BEGIN Input

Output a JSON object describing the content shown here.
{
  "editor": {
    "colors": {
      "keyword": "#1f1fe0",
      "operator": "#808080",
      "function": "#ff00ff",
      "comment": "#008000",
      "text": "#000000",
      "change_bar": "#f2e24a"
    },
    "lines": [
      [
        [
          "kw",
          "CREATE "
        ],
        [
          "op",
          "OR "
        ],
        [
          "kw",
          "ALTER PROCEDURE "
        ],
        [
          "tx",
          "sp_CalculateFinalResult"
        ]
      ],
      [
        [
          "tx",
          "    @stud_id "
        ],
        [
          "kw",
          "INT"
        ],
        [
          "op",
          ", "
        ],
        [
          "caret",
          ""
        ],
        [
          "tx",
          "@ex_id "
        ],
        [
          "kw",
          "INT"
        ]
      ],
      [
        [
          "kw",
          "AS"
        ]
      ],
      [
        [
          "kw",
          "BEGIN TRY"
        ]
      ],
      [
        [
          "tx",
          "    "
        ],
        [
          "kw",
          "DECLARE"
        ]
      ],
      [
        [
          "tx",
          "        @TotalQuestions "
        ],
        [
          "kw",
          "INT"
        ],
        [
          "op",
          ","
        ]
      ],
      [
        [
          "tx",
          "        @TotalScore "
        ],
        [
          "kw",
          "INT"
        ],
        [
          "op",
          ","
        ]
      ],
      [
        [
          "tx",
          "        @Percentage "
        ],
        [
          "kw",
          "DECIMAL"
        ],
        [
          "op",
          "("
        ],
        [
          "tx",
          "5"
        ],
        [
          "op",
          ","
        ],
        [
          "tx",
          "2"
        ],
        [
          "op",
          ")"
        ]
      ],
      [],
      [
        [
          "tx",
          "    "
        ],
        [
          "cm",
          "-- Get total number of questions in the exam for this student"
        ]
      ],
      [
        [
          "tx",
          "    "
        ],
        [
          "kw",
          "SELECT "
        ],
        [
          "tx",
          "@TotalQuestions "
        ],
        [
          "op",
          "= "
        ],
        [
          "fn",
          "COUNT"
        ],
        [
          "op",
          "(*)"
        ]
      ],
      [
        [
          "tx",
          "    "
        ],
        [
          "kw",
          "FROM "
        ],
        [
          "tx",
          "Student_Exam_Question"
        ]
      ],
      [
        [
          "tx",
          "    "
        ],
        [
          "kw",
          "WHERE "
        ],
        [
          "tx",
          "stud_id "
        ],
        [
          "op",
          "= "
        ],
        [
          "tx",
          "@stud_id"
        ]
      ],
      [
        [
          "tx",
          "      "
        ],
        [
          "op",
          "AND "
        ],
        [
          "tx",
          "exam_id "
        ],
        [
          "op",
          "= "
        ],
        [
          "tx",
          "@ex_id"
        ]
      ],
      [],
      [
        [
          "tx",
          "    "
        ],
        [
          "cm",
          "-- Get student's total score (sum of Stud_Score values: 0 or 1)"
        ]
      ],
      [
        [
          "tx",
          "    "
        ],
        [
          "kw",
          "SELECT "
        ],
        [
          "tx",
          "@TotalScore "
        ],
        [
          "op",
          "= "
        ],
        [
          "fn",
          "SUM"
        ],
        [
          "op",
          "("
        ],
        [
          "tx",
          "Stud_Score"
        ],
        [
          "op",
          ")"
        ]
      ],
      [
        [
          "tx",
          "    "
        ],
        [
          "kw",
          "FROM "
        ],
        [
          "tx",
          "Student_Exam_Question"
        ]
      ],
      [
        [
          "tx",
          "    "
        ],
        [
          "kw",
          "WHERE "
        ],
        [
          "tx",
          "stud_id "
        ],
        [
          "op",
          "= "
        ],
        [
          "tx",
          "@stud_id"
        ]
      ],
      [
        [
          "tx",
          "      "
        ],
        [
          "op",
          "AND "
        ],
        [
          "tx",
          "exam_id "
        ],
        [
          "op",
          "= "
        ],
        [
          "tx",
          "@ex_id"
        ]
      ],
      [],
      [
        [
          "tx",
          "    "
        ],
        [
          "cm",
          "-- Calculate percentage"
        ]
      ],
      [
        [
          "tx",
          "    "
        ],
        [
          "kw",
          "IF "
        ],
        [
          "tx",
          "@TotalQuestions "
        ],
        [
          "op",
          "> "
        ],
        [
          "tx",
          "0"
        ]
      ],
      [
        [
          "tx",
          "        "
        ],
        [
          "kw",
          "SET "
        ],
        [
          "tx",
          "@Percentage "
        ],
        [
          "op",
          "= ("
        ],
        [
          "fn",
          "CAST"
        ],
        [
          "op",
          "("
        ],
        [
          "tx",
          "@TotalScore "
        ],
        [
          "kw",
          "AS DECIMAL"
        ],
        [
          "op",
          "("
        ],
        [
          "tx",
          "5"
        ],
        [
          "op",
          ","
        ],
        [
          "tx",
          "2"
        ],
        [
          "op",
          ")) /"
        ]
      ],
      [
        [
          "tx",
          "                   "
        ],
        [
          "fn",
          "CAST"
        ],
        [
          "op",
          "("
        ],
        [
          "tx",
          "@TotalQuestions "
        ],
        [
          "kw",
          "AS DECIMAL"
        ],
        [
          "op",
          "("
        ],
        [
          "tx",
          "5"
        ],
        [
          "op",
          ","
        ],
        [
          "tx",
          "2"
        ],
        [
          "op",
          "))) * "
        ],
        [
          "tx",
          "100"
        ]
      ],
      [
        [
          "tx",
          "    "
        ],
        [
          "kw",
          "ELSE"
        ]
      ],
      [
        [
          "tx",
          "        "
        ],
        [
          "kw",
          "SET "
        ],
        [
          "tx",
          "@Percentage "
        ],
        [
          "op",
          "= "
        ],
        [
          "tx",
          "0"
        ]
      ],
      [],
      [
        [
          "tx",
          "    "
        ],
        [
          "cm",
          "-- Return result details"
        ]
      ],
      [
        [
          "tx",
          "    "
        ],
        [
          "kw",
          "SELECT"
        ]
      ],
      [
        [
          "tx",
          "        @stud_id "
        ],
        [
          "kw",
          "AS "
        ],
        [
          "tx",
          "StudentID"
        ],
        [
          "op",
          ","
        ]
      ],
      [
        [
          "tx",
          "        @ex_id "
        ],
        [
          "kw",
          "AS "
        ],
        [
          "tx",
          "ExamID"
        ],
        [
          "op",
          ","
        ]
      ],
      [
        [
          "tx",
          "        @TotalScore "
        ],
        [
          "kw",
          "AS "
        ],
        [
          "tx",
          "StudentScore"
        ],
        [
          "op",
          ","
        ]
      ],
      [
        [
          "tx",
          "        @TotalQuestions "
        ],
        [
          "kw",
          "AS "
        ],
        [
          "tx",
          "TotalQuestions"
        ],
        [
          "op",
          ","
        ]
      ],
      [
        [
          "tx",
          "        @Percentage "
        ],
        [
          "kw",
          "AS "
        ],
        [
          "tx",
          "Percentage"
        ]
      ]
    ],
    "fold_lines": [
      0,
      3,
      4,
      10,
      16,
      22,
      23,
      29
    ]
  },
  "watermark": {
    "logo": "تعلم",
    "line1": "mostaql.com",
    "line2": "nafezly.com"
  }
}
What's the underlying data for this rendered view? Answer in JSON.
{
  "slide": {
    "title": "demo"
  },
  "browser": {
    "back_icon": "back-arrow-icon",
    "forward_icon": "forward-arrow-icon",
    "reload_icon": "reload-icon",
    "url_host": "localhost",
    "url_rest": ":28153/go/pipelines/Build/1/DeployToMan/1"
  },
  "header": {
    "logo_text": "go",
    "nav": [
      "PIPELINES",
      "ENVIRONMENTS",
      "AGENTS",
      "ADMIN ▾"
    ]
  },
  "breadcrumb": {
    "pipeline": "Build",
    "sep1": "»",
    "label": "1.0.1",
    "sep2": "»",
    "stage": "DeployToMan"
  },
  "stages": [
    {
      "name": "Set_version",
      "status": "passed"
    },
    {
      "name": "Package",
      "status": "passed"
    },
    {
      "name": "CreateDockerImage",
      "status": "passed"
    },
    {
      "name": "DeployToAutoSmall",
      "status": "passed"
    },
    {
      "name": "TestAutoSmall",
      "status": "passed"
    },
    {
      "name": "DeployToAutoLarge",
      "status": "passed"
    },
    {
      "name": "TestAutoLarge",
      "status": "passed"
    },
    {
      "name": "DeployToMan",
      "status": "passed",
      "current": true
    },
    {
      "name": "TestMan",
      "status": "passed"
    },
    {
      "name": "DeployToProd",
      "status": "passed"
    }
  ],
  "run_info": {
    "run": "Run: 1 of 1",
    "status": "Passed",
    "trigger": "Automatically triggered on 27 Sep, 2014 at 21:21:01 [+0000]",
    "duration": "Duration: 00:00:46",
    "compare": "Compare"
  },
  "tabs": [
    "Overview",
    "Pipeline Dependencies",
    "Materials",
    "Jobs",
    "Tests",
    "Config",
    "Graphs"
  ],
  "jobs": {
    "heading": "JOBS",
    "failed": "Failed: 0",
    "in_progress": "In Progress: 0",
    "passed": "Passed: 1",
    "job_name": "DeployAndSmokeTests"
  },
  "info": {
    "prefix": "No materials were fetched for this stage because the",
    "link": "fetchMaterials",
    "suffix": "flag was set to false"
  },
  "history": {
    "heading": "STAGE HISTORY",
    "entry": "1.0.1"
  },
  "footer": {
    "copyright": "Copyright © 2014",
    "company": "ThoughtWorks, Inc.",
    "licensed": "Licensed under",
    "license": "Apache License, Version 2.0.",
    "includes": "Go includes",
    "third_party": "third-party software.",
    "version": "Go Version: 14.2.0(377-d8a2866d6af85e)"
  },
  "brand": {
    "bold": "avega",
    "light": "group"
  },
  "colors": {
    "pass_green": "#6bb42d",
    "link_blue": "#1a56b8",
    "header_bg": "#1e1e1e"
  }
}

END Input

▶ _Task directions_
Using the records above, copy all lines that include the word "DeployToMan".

▶ _Output of the task_
    "url_rest": ":28153/go/pipelines/Build/1/DeployToMan/1"
    "stage": "DeployToMan"
      "name": "DeployToMan",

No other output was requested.